What is required:
Your reproduction of the entries should be exact and should contain no pictures.

Data for review:
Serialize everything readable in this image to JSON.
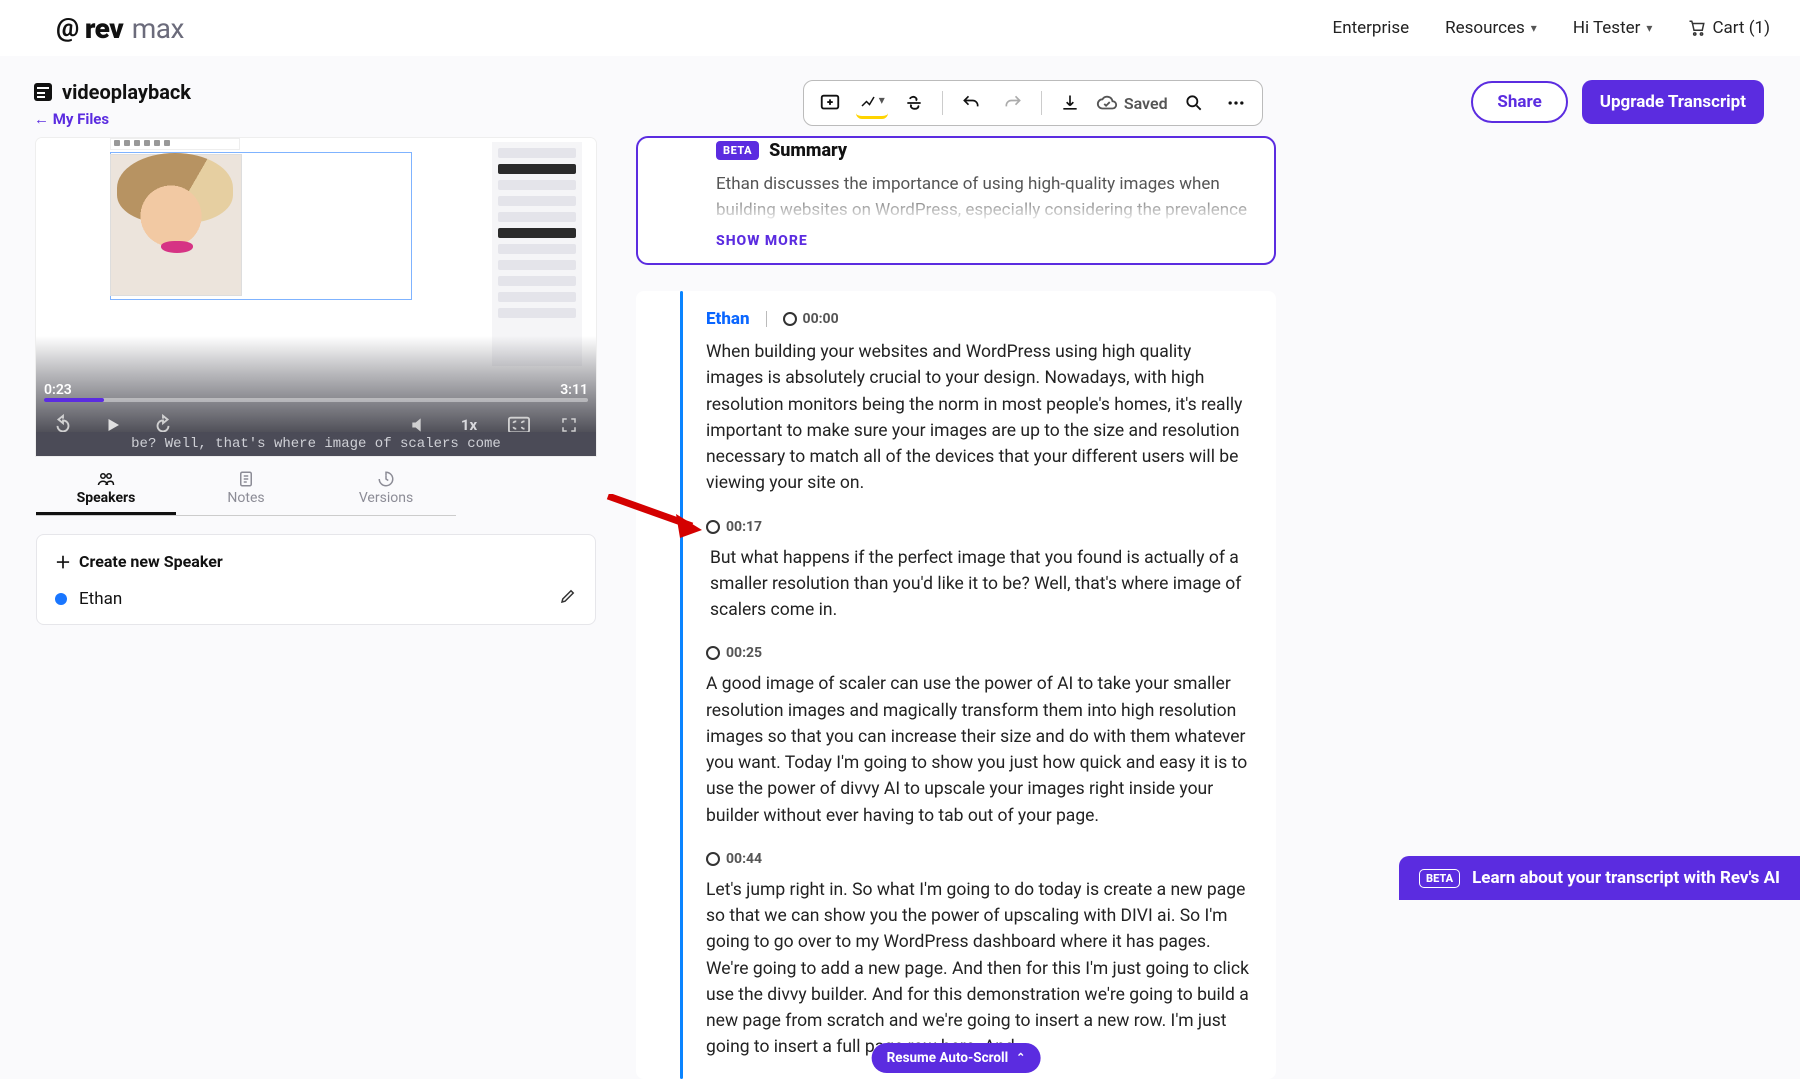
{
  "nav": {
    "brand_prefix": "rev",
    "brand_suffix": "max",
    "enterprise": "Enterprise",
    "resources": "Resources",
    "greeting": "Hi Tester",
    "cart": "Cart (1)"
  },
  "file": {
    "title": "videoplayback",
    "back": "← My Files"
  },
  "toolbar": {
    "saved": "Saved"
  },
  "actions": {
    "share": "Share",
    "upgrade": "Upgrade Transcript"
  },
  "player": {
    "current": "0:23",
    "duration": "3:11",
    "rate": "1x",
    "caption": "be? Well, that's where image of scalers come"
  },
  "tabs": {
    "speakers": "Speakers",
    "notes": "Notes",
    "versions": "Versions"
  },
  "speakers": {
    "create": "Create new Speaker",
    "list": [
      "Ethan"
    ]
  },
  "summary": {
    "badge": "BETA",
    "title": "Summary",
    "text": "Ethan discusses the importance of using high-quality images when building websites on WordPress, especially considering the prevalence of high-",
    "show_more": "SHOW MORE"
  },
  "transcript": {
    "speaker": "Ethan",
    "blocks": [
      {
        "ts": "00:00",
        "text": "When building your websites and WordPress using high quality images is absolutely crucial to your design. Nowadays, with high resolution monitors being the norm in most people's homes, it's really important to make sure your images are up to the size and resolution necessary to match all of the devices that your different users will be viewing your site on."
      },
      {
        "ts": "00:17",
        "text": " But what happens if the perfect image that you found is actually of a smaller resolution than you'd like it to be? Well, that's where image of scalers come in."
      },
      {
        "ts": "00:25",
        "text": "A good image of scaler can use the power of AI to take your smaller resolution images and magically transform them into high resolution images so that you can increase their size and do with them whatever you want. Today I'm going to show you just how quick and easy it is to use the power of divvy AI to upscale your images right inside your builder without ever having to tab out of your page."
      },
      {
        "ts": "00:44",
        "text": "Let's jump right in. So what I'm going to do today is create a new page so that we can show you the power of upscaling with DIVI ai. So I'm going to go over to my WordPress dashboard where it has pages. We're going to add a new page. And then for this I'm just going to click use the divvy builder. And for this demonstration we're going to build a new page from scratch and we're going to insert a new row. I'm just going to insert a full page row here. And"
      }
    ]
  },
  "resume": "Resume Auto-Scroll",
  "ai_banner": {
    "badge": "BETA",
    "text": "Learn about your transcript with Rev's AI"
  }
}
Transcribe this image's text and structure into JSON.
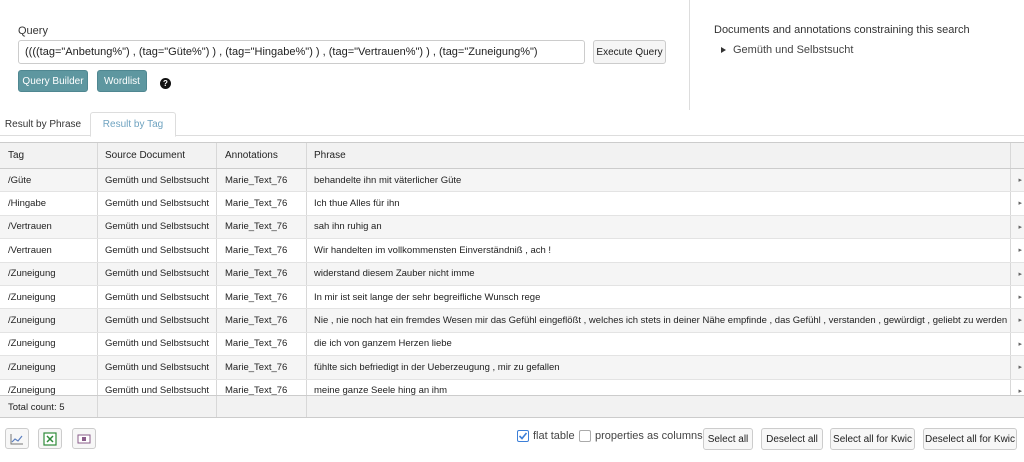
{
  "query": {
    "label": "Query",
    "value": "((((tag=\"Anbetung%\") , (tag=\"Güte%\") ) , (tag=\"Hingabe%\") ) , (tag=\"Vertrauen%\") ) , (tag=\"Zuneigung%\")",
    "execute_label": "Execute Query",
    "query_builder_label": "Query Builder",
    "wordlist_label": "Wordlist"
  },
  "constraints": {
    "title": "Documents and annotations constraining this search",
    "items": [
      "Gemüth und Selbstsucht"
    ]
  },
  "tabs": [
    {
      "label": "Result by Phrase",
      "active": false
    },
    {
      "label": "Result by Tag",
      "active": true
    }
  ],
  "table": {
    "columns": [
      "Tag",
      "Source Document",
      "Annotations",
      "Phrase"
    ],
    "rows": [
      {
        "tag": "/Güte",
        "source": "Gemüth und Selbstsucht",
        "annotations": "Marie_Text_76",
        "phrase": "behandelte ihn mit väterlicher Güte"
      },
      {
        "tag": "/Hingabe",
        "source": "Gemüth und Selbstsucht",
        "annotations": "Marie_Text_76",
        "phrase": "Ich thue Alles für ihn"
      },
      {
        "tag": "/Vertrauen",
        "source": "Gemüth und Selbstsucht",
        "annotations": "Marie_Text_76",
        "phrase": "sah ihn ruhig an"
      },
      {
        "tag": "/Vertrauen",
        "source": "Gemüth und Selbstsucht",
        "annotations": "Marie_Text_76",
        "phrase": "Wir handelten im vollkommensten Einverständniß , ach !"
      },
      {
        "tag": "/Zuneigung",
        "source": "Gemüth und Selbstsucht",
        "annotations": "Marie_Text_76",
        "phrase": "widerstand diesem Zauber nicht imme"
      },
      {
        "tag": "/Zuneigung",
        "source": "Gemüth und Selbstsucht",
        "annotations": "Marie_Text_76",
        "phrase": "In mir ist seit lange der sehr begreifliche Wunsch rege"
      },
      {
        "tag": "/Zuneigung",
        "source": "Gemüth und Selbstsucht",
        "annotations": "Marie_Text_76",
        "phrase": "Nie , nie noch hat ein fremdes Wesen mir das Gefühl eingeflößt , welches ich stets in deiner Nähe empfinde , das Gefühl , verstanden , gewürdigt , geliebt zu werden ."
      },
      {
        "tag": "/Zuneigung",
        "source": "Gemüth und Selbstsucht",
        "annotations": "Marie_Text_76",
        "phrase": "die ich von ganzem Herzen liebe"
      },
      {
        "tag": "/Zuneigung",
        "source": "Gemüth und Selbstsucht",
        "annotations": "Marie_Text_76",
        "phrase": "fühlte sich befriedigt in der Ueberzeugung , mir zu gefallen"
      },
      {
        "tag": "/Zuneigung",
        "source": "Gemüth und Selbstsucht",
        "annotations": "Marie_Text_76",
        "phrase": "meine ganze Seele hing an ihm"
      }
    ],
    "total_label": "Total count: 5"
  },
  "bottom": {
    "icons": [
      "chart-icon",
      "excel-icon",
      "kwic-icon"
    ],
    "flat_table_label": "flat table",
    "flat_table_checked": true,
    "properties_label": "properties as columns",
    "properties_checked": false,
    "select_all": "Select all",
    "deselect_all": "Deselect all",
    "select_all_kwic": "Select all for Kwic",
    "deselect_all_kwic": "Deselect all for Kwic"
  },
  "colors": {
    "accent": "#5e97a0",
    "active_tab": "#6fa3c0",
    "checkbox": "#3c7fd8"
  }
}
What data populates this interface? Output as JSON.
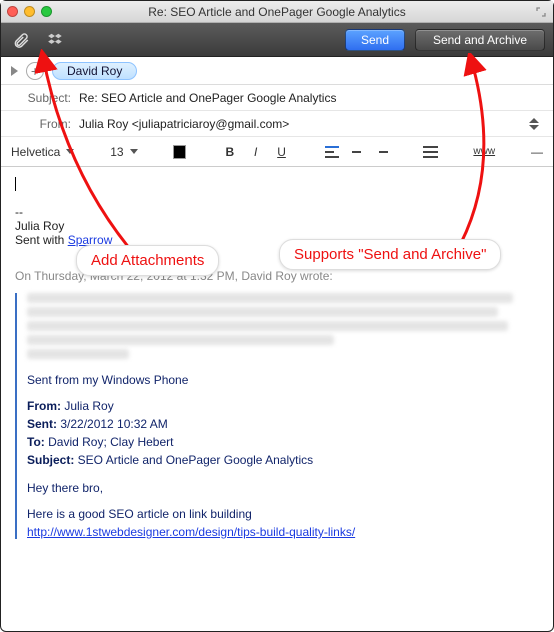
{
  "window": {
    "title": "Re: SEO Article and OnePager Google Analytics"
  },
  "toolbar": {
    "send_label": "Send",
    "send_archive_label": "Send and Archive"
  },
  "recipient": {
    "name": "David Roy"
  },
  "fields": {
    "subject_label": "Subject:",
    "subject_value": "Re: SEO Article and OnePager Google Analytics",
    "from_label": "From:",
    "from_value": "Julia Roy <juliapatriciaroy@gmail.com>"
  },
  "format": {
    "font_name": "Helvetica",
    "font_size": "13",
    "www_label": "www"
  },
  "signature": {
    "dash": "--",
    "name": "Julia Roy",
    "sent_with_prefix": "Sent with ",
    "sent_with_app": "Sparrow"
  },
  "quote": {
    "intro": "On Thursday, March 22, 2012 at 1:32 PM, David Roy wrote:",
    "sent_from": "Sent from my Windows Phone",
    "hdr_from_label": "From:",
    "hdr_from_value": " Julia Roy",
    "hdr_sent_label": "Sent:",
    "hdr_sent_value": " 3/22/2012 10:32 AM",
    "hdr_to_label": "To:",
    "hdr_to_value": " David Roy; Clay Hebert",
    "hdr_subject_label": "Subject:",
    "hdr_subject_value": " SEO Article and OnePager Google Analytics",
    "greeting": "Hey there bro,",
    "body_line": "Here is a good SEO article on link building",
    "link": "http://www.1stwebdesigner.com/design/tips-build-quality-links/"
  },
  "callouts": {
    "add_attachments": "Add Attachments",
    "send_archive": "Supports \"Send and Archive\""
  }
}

Written answer:
Serialize everything readable in this image to JSON.
{
  "nav": {
    "brand_prefix": "rev",
    "brand_suffix": "max",
    "enterprise": "Enterprise",
    "resources": "Resources",
    "greeting": "Hi Tester",
    "cart": "Cart (1)"
  },
  "file": {
    "title": "videoplayback",
    "back": "← My Files"
  },
  "toolbar": {
    "saved": "Saved"
  },
  "actions": {
    "share": "Share",
    "upgrade": "Upgrade Transcript"
  },
  "player": {
    "current": "0:23",
    "duration": "3:11",
    "rate": "1x",
    "caption": "be? Well, that's where image of scalers come"
  },
  "tabs": {
    "speakers": "Speakers",
    "notes": "Notes",
    "versions": "Versions"
  },
  "speakers": {
    "create": "Create new Speaker",
    "list": [
      "Ethan"
    ]
  },
  "summary": {
    "badge": "BETA",
    "title": "Summary",
    "text": "Ethan discusses the importance of using high-quality images when building websites on WordPress, especially considering the prevalence of high-",
    "show_more": "SHOW MORE"
  },
  "transcript": {
    "speaker": "Ethan",
    "blocks": [
      {
        "ts": "00:00",
        "text": "When building your websites and WordPress using high quality images is absolutely crucial to your design. Nowadays, with high resolution monitors being the norm in most people's homes, it's really important to make sure your images are up to the size and resolution necessary to match all of the devices that your different users will be viewing your site on."
      },
      {
        "ts": "00:17",
        "text": " But what happens if the perfect image that you found is actually of a smaller resolution than you'd like it to be? Well, that's where image of scalers come in."
      },
      {
        "ts": "00:25",
        "text": "A good image of scaler can use the power of AI to take your smaller resolution images and magically transform them into high resolution images so that you can increase their size and do with them whatever you want. Today I'm going to show you just how quick and easy it is to use the power of divvy AI to upscale your images right inside your builder without ever having to tab out of your page."
      },
      {
        "ts": "00:44",
        "text": "Let's jump right in. So what I'm going to do today is create a new page so that we can show you the power of upscaling with DIVI ai. So I'm going to go over to my WordPress dashboard where it has pages. We're going to add a new page. And then for this I'm just going to click use the divvy builder. And for this demonstration we're going to build a new page from scratch and we're going to insert a new row. I'm just going to insert a full page row here. And"
      }
    ]
  },
  "resume": "Resume Auto-Scroll",
  "ai_banner": {
    "badge": "BETA",
    "text": "Learn about your transcript with Rev's AI"
  }
}
Transcribe this image's text and structure into JSON.
{
  "query": {
    "label": "Query",
    "value": "((((tag=\"Anbetung%\") , (tag=\"Güte%\") ) , (tag=\"Hingabe%\") ) , (tag=\"Vertrauen%\") ) , (tag=\"Zuneigung%\")",
    "execute_label": "Execute Query",
    "query_builder_label": "Query Builder",
    "wordlist_label": "Wordlist"
  },
  "constraints": {
    "title": "Documents and annotations constraining this search",
    "items": [
      "Gemüth und Selbstsucht"
    ]
  },
  "tabs": [
    {
      "label": "Result by Phrase",
      "active": false
    },
    {
      "label": "Result by Tag",
      "active": true
    }
  ],
  "table": {
    "columns": [
      "Tag",
      "Source Document",
      "Annotations",
      "Phrase"
    ],
    "rows": [
      {
        "tag": "/Güte",
        "source": "Gemüth und Selbstsucht",
        "annotations": "Marie_Text_76",
        "phrase": "behandelte ihn mit väterlicher Güte"
      },
      {
        "tag": "/Hingabe",
        "source": "Gemüth und Selbstsucht",
        "annotations": "Marie_Text_76",
        "phrase": "Ich thue Alles für ihn"
      },
      {
        "tag": "/Vertrauen",
        "source": "Gemüth und Selbstsucht",
        "annotations": "Marie_Text_76",
        "phrase": "sah ihn ruhig an"
      },
      {
        "tag": "/Vertrauen",
        "source": "Gemüth und Selbstsucht",
        "annotations": "Marie_Text_76",
        "phrase": "Wir handelten im vollkommensten Einverständniß , ach !"
      },
      {
        "tag": "/Zuneigung",
        "source": "Gemüth und Selbstsucht",
        "annotations": "Marie_Text_76",
        "phrase": "widerstand diesem Zauber nicht imme"
      },
      {
        "tag": "/Zuneigung",
        "source": "Gemüth und Selbstsucht",
        "annotations": "Marie_Text_76",
        "phrase": "In mir ist seit lange der sehr begreifliche Wunsch rege"
      },
      {
        "tag": "/Zuneigung",
        "source": "Gemüth und Selbstsucht",
        "annotations": "Marie_Text_76",
        "phrase": "Nie , nie noch hat ein fremdes Wesen mir das Gefühl eingeflößt , welches ich stets in deiner Nähe empfinde , das Gefühl , verstanden , gewürdigt , geliebt zu werden ."
      },
      {
        "tag": "/Zuneigung",
        "source": "Gemüth und Selbstsucht",
        "annotations": "Marie_Text_76",
        "phrase": "die ich von ganzem Herzen liebe"
      },
      {
        "tag": "/Zuneigung",
        "source": "Gemüth und Selbstsucht",
        "annotations": "Marie_Text_76",
        "phrase": "fühlte sich befriedigt in der Ueberzeugung , mir zu gefallen"
      },
      {
        "tag": "/Zuneigung",
        "source": "Gemüth und Selbstsucht",
        "annotations": "Marie_Text_76",
        "phrase": "meine ganze Seele hing an ihm"
      }
    ],
    "total_label": "Total count: 5"
  },
  "bottom": {
    "icons": [
      "chart-icon",
      "excel-icon",
      "kwic-icon"
    ],
    "flat_table_label": "flat table",
    "flat_table_checked": true,
    "properties_label": "properties as columns",
    "properties_checked": false,
    "select_all": "Select all",
    "deselect_all": "Deselect all",
    "select_all_kwic": "Select all for Kwic",
    "deselect_all_kwic": "Deselect all for Kwic"
  },
  "colors": {
    "accent": "#5e97a0",
    "active_tab": "#6fa3c0",
    "checkbox": "#3c7fd8"
  }
}
What data populates this interface? Output as JSON.
{
  "window": {
    "title": "Re: SEO Article and OnePager Google Analytics"
  },
  "toolbar": {
    "send_label": "Send",
    "send_archive_label": "Send and Archive"
  },
  "recipient": {
    "name": "David Roy"
  },
  "fields": {
    "subject_label": "Subject:",
    "subject_value": "Re: SEO Article and OnePager Google Analytics",
    "from_label": "From:",
    "from_value": "Julia Roy <juliapatriciaroy@gmail.com>"
  },
  "format": {
    "font_name": "Helvetica",
    "font_size": "13",
    "www_label": "www"
  },
  "signature": {
    "dash": "--",
    "name": "Julia Roy",
    "sent_with_prefix": "Sent with ",
    "sent_with_app": "Sparrow"
  },
  "quote": {
    "intro": "On Thursday, March 22, 2012 at 1:32 PM, David Roy wrote:",
    "sent_from": "Sent from my Windows Phone",
    "hdr_from_label": "From:",
    "hdr_from_value": " Julia Roy",
    "hdr_sent_label": "Sent:",
    "hdr_sent_value": " 3/22/2012 10:32 AM",
    "hdr_to_label": "To:",
    "hdr_to_value": " David Roy; Clay Hebert",
    "hdr_subject_label": "Subject:",
    "hdr_subject_value": " SEO Article and OnePager Google Analytics",
    "greeting": "Hey there bro,",
    "body_line": "Here is a good SEO article on link building",
    "link": "http://www.1stwebdesigner.com/design/tips-build-quality-links/"
  },
  "callouts": {
    "add_attachments": "Add Attachments",
    "send_archive": "Supports \"Send and Archive\""
  }
}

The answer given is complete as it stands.